Task to complete: The answer must be an exact copy of every entry.

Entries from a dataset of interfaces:
━━━━
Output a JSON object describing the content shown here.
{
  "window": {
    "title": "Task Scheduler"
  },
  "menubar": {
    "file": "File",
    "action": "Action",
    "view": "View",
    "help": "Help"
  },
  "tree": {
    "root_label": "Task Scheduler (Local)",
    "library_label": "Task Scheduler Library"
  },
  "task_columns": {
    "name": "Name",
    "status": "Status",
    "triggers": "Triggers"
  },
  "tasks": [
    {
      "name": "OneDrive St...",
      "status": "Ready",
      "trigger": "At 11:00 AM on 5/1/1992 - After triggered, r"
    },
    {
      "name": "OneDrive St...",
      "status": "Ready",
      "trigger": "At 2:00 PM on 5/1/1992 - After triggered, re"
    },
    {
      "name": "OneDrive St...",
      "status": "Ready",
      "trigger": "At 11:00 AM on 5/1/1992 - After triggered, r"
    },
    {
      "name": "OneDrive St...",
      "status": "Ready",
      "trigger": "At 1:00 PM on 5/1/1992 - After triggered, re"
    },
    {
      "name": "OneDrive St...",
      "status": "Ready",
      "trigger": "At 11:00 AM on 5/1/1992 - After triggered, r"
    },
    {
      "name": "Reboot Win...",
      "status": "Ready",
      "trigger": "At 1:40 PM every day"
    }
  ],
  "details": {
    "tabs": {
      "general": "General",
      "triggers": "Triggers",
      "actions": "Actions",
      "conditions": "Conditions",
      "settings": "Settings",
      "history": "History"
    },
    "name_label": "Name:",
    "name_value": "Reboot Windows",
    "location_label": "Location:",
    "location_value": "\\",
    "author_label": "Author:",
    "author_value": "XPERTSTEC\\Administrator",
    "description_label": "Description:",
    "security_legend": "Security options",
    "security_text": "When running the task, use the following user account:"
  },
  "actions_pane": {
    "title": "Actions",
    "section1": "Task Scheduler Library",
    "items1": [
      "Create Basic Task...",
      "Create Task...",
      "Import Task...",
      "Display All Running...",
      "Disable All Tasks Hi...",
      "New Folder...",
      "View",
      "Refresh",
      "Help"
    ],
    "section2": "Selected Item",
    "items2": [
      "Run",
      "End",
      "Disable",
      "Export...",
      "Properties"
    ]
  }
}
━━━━
Result of this task:
Output a JSON object describing the content shown here.
{
  "window": {
    "title": "Task Scheduler"
  },
  "menubar": {
    "file": "File",
    "action": "Action",
    "view": "View",
    "help": "Help"
  },
  "tree": {
    "root_label": "Task Scheduler (Local)",
    "library_label": "Task Scheduler Library"
  },
  "task_columns": {
    "name": "Name",
    "status": "Status",
    "triggers": "Triggers"
  },
  "tasks": [
    {
      "name": "OneDrive St...",
      "status": "Ready",
      "trigger": "At 11:00 AM on 5/1/1992 - After triggered, r"
    },
    {
      "name": "OneDrive St...",
      "status": "Ready",
      "trigger": "At 2:00 PM on 5/1/1992 - After triggered, re"
    },
    {
      "name": "OneDrive St...",
      "status": "Ready",
      "trigger": "At 11:00 AM on 5/1/1992 - After triggered, r"
    },
    {
      "name": "OneDrive St...",
      "status": "Ready",
      "trigger": "At 1:00 PM on 5/1/1992 - After triggered, re"
    },
    {
      "name": "OneDrive St...",
      "status": "Ready",
      "trigger": "At 11:00 AM on 5/1/1992 - After triggered, r"
    },
    {
      "name": "Reboot Win...",
      "status": "Ready",
      "trigger": "At 1:40 PM every day"
    }
  ],
  "details": {
    "tabs": {
      "general": "General",
      "triggers": "Triggers",
      "actions": "Actions",
      "conditions": "Conditions",
      "settings": "Settings",
      "history": "History"
    },
    "name_label": "Name:",
    "name_value": "Reboot Windows",
    "location_label": "Location:",
    "location_value": "\\",
    "author_label": "Author:",
    "author_value": "XPERTSTEC\\Administrator",
    "description_label": "Description:",
    "security_legend": "Security options",
    "security_text": "When running the task, use the following user account:"
  },
  "actions_pane": {
    "title": "Actions",
    "section1": "Task Scheduler Library",
    "items1": [
      "Create Basic Task...",
      "Create Task...",
      "Import Task...",
      "Display All Running...",
      "Disable All Tasks Hi...",
      "New Folder...",
      "View",
      "Refresh",
      "Help"
    ],
    "section2": "Selected Item",
    "items2": [
      "Run",
      "End",
      "Disable",
      "Export...",
      "Properties"
    ]
  }
}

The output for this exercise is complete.